The Big Tech Hearing Proved Congress Isn't Messing Around

The House antitrust subcommittee just concluded the highest-profile hearing into antitrust and competition since the 1970s. I wrote on Tuesday that the long-awaited hearing with the CEOs of Amazon, Apple, Facebook, and Google was more a test of Congress than of the tech leaders. So, how’d they do? Now that the hearing is over—it lasted some five and a half hours—I’m inclined to give the lawmakers something like a B-minus. With the notable exceptions of Republicans Jim Jordan and Matt Gaetz, who relentlessly flogged the hobbyhorse of supposed anti-conservative bias on the tech platforms, the committee proved that this is a serious and legitimately bipartisan investigation. But the hearing also illustrated how complicated the cases against these companies are, and how difficult they are to make in the brief soundbites that form the basic currency of American political debate.

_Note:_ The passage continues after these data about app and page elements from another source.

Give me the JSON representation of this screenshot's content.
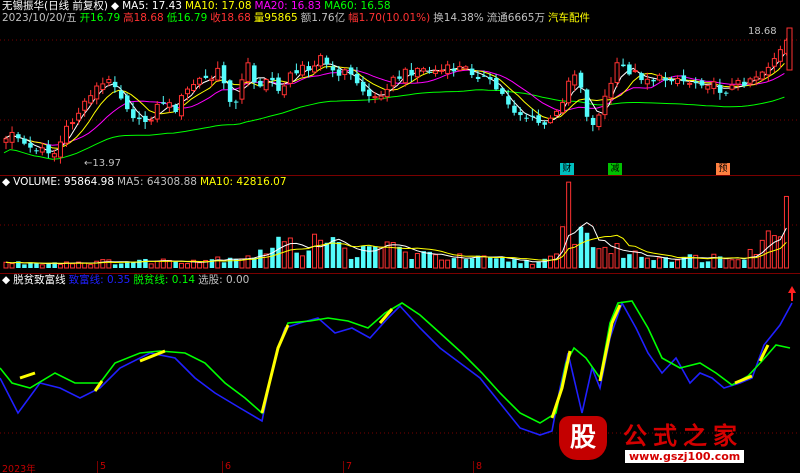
{
  "price_header": {
    "line1": [
      {
        "text": "无锡振华(日线 前复权)",
        "color": "#ffffff"
      },
      {
        "text": "◆",
        "color": "#ffffff"
      },
      {
        "text": "MA5: 17.43",
        "color": "#ffffff"
      },
      {
        "text": "MA10: 17.08",
        "color": "#ffff00"
      },
      {
        "text": "MA20: 16.83",
        "color": "#ff00ff"
      },
      {
        "text": "MA60: 16.58",
        "color": "#00ff00"
      }
    ],
    "line2": [
      {
        "text": "2023/10/20/五",
        "color": "#c0c0c0"
      },
      {
        "text": "开16.79",
        "color": "#00ff00"
      },
      {
        "text": "高18.68",
        "color": "#ff3232"
      },
      {
        "text": "低16.79",
        "color": "#00ff00"
      },
      {
        "text": "收18.68",
        "color": "#ff3232"
      },
      {
        "text": "量95865",
        "color": "#ffff00"
      },
      {
        "text": "额1.76亿",
        "color": "#c0c0c0"
      },
      {
        "text": "幅1.70(10.01%)",
        "color": "#ff3232"
      },
      {
        "text": "换14.38%",
        "color": "#c0c0c0"
      },
      {
        "text": "流通6665万",
        "color": "#c0c0c0"
      },
      {
        "text": "汽车配件",
        "color": "#ffff00"
      }
    ],
    "high_label": "18.68",
    "low_label": "13.97"
  },
  "badges": [
    {
      "text": "财",
      "color": "#00c0c0"
    },
    {
      "text": "减",
      "color": "#00c000"
    },
    {
      "text": "预",
      "color": "#ff8040"
    }
  ],
  "volume_header": [
    {
      "text": "◆",
      "color": "#ffffff"
    },
    {
      "text": "VOLUME: 95864.98",
      "color": "#ffffff"
    },
    {
      "text": "MA5: 64308.88",
      "color": "#c0c0c0"
    },
    {
      "text": "MA10: 42816.07",
      "color": "#ffff00"
    }
  ],
  "indicator_header": [
    {
      "text": "◆",
      "color": "#ffffff"
    },
    {
      "text": "脱贫致富线",
      "color": "#ffffff"
    },
    {
      "text": "致富线: 0.35",
      "color": "#2020ff"
    },
    {
      "text": "脱贫线: 0.14",
      "color": "#00ff00"
    },
    {
      "text": "选股: 0.00",
      "color": "#c0c0c0"
    }
  ],
  "x_axis_labels": [
    "2023年",
    "5",
    "6",
    "7",
    "8"
  ],
  "watermark": {
    "logo": "股",
    "title": "公式之家",
    "url": "www.gszj100.com"
  },
  "colors": {
    "up": "#ff3232",
    "down": "#54fcfc",
    "ma5": "#ffffff",
    "ma10": "#ffff00",
    "ma20": "#ff00ff",
    "ma60": "#00ff00",
    "rich_line": "#2020ff",
    "poverty_line": "#00ff00",
    "signal": "#ffff00",
    "grid": "#7a0000"
  }
}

The hearing was the last step before the subcommittee issues its final report, capping an investigation that began in June 2019, and provided the first substantial taste of the fruits of that investigation. The members hit the CEOs with powerful evidence of alarming conduct by their companies, culled from explosive internal documents that are now part of the congressional record.

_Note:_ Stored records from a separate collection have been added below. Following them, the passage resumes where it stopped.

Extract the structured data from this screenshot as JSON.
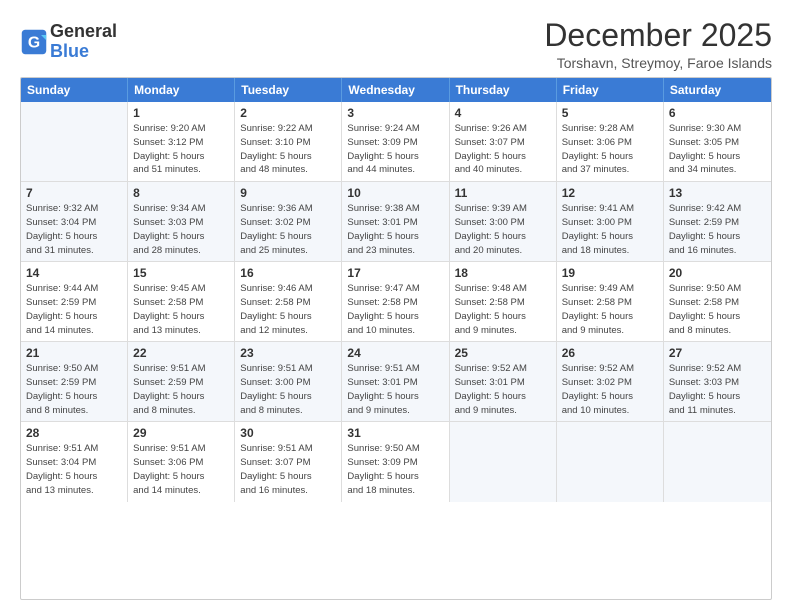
{
  "header": {
    "logo_line1": "General",
    "logo_line2": "Blue",
    "month_title": "December 2025",
    "location": "Torshavn, Streymoy, Faroe Islands"
  },
  "weekdays": [
    "Sunday",
    "Monday",
    "Tuesday",
    "Wednesday",
    "Thursday",
    "Friday",
    "Saturday"
  ],
  "rows": [
    [
      {
        "day": "",
        "info": ""
      },
      {
        "day": "1",
        "info": "Sunrise: 9:20 AM\nSunset: 3:12 PM\nDaylight: 5 hours\nand 51 minutes."
      },
      {
        "day": "2",
        "info": "Sunrise: 9:22 AM\nSunset: 3:10 PM\nDaylight: 5 hours\nand 48 minutes."
      },
      {
        "day": "3",
        "info": "Sunrise: 9:24 AM\nSunset: 3:09 PM\nDaylight: 5 hours\nand 44 minutes."
      },
      {
        "day": "4",
        "info": "Sunrise: 9:26 AM\nSunset: 3:07 PM\nDaylight: 5 hours\nand 40 minutes."
      },
      {
        "day": "5",
        "info": "Sunrise: 9:28 AM\nSunset: 3:06 PM\nDaylight: 5 hours\nand 37 minutes."
      },
      {
        "day": "6",
        "info": "Sunrise: 9:30 AM\nSunset: 3:05 PM\nDaylight: 5 hours\nand 34 minutes."
      }
    ],
    [
      {
        "day": "7",
        "info": "Sunrise: 9:32 AM\nSunset: 3:04 PM\nDaylight: 5 hours\nand 31 minutes."
      },
      {
        "day": "8",
        "info": "Sunrise: 9:34 AM\nSunset: 3:03 PM\nDaylight: 5 hours\nand 28 minutes."
      },
      {
        "day": "9",
        "info": "Sunrise: 9:36 AM\nSunset: 3:02 PM\nDaylight: 5 hours\nand 25 minutes."
      },
      {
        "day": "10",
        "info": "Sunrise: 9:38 AM\nSunset: 3:01 PM\nDaylight: 5 hours\nand 23 minutes."
      },
      {
        "day": "11",
        "info": "Sunrise: 9:39 AM\nSunset: 3:00 PM\nDaylight: 5 hours\nand 20 minutes."
      },
      {
        "day": "12",
        "info": "Sunrise: 9:41 AM\nSunset: 3:00 PM\nDaylight: 5 hours\nand 18 minutes."
      },
      {
        "day": "13",
        "info": "Sunrise: 9:42 AM\nSunset: 2:59 PM\nDaylight: 5 hours\nand 16 minutes."
      }
    ],
    [
      {
        "day": "14",
        "info": "Sunrise: 9:44 AM\nSunset: 2:59 PM\nDaylight: 5 hours\nand 14 minutes."
      },
      {
        "day": "15",
        "info": "Sunrise: 9:45 AM\nSunset: 2:58 PM\nDaylight: 5 hours\nand 13 minutes."
      },
      {
        "day": "16",
        "info": "Sunrise: 9:46 AM\nSunset: 2:58 PM\nDaylight: 5 hours\nand 12 minutes."
      },
      {
        "day": "17",
        "info": "Sunrise: 9:47 AM\nSunset: 2:58 PM\nDaylight: 5 hours\nand 10 minutes."
      },
      {
        "day": "18",
        "info": "Sunrise: 9:48 AM\nSunset: 2:58 PM\nDaylight: 5 hours\nand 9 minutes."
      },
      {
        "day": "19",
        "info": "Sunrise: 9:49 AM\nSunset: 2:58 PM\nDaylight: 5 hours\nand 9 minutes."
      },
      {
        "day": "20",
        "info": "Sunrise: 9:50 AM\nSunset: 2:58 PM\nDaylight: 5 hours\nand 8 minutes."
      }
    ],
    [
      {
        "day": "21",
        "info": "Sunrise: 9:50 AM\nSunset: 2:59 PM\nDaylight: 5 hours\nand 8 minutes."
      },
      {
        "day": "22",
        "info": "Sunrise: 9:51 AM\nSunset: 2:59 PM\nDaylight: 5 hours\nand 8 minutes."
      },
      {
        "day": "23",
        "info": "Sunrise: 9:51 AM\nSunset: 3:00 PM\nDaylight: 5 hours\nand 8 minutes."
      },
      {
        "day": "24",
        "info": "Sunrise: 9:51 AM\nSunset: 3:01 PM\nDaylight: 5 hours\nand 9 minutes."
      },
      {
        "day": "25",
        "info": "Sunrise: 9:52 AM\nSunset: 3:01 PM\nDaylight: 5 hours\nand 9 minutes."
      },
      {
        "day": "26",
        "info": "Sunrise: 9:52 AM\nSunset: 3:02 PM\nDaylight: 5 hours\nand 10 minutes."
      },
      {
        "day": "27",
        "info": "Sunrise: 9:52 AM\nSunset: 3:03 PM\nDaylight: 5 hours\nand 11 minutes."
      }
    ],
    [
      {
        "day": "28",
        "info": "Sunrise: 9:51 AM\nSunset: 3:04 PM\nDaylight: 5 hours\nand 13 minutes."
      },
      {
        "day": "29",
        "info": "Sunrise: 9:51 AM\nSunset: 3:06 PM\nDaylight: 5 hours\nand 14 minutes."
      },
      {
        "day": "30",
        "info": "Sunrise: 9:51 AM\nSunset: 3:07 PM\nDaylight: 5 hours\nand 16 minutes."
      },
      {
        "day": "31",
        "info": "Sunrise: 9:50 AM\nSunset: 3:09 PM\nDaylight: 5 hours\nand 18 minutes."
      },
      {
        "day": "",
        "info": ""
      },
      {
        "day": "",
        "info": ""
      },
      {
        "day": "",
        "info": ""
      }
    ]
  ]
}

It took the lawmakers an oddly long time to get to Amazon founder and CEO Jeff Bezos, who was giving his very first congressional testimony. But once they did, they landed some of their hardest hits. The subcommittee presented internal emails showing that, in 2009, the company deliberately began selling diapers at a loss in order to price out of the market and force the company to accept a takeover—after which Amazon raised diaper prices back up. One email baldly declared that “these guys are our #1 short term competitor. . . . [W]e need to match pricing on these guys no matter what the cost.” The documents revealed that Amazon was willing to lose an astounding $200 million to execute the strategy. Temporarily selling products at a loss in order to drive out the competition is illegal.
Lawmakers also grilled Bezos over myriad allegations of Amazon mistreating third party sellers on its platform. In a particularly awkward exchange, Washington congresswoman Pramila Jayapal got Bezos to admit that he can’t guarantee that the company hasn’t violated its policy against using third-party seller data to inform and market its own private-label products. Like Amazon, Apple also took heat for alleged unfair treatment of third parties, specifically developers who are at Apple’s mercy if they want to reach iPhone customers through its App Store. But because the juiciest revelations concerned the other companies, Tim Cook mostly managed to fly under the radar.

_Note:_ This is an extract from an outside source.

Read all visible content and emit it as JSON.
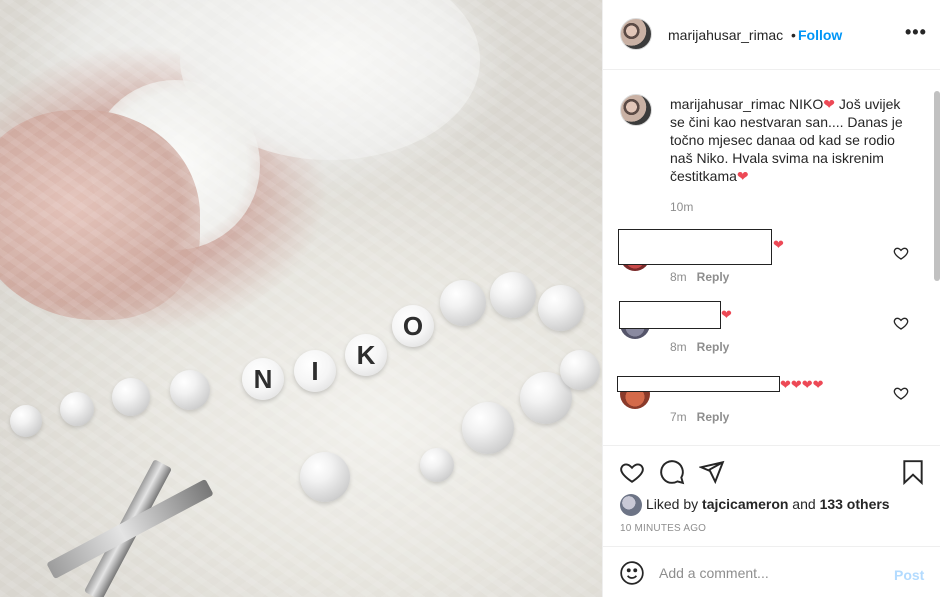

Overall, the subcommittee managed to highlight a number of clear instances of the four companies buying up the competition to make themselves stronger, or discriminating against rivals on their own platforms. Where they struggled, however, was linking those two things—making the case that the rise of monopolies and the loss of genuine competition have broadly harmful consequences.

The starkest example of this came with Facebook. It was clear heading into the hearing that the main line of attack against Mark Zuckerberg’s company was going to be the way it has bought up growing rivals to secure its market dominance. On that score the subcommittee could hardly have nailed Facebook more. It introduced some truly stunning documents, including emails in which Zuckerberg openly discussed buying Instagram and WhatsApp in order to keep them from eating into Facebook’s business. “One thing about startups,” he wrote back in 2012, “is that you can often acquire them.”